3. Unemployment and homelessness, the former a "controlled" problem in the past and the latter non-existent, are spreading like wildfires. Few from the outside truly appreciate the immediate social implications of these twin calamities. Unemployment and homelessness are both arrows aimed at the very heart of Greek democracy that has been ailing for years -- and now it is disintegrating faster than what even pessimists thought possible.
4. The public sector, never the home of operational smoothness, is falling apart at the seams. Stories of internal administrative fights over constantly shrinking funds have swelled. Entire departments are either idle or putting up a charade of being "busy." The trickle effect is in full bloom. Hospitals curtail emergency care and outpatient clinics. Schools close. Welfare organizations will be soon "merged" and then put out of their misery as part of yet another "streamlining" operation demanded by the lenders. The innumerable sections detailed to offer "help to citizens" in the jungle of Greek bureaucracy are simply falling by the wayside -- who's going to care to "help citizens" when his salary has been cut by 40-50%, his pension is in immediate risk, and the traditional separation bonus from the service has deteriorated from thousands of euro to a mere handful?
5. Suicide rates are burgeoning. This is an indicator that can be ignored to the grief of any society. Almost daily news broadcasts and newspapers speak of another young businessman hanging himself over taxes and debts, another elderly pensioner shooting himself in the head to avoid all-consuming immiseration courtesy of the Troika Eisnsatzgruppe, and another couple of "jumpers" either jumping or being saved at the last moment.
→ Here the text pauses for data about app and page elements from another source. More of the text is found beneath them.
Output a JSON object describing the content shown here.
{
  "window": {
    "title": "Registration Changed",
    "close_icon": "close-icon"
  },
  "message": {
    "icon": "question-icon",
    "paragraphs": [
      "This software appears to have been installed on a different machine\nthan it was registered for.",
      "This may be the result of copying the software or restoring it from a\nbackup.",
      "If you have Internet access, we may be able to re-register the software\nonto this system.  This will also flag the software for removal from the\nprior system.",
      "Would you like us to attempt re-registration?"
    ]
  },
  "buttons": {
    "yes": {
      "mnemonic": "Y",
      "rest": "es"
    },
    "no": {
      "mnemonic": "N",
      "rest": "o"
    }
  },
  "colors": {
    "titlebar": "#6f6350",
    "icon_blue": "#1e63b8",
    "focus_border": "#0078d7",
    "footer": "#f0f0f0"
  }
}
This deluge of self killing has triggered feelings of desperation and revenge against those who are perceived as the engineers of the present collapse, i.e. the political class and its cronies.
6. Athens has been burned several times since the near insurrection of December 2009, when a conservative government stood by idle and allowed roving bands of arsonists, looters, and street thugs to literally possess the downtown section. The possibility of an even worse outburst is increasing by the day -- but this time around there may be counteraction from extreme rightist bands whose members do not hesitate to crack skulls or cause even worse.
Greece is thus amassing fast all the characteristics that would be normally thought as underpinning a "failed state" -- economic collapse, social unrest, institutional breakdown, government impasse, political incapacitation, and no option of discovering a deus ex machina to assume control. And with the lenders not expected to abandon their ruinous, genocidal attack against the country, the chances of a peaceful solution of the crisis are steadily growing distant.
The future historian of the collapse of the European experiment will no doubt pore over Greece in an effort to establish the firm timeline of the "end game." By then, of course, it will too late for the Greeks, now increasingly looking destined to live through yet another national catastrophe that could cause irreparable damage to this outpost of Europe.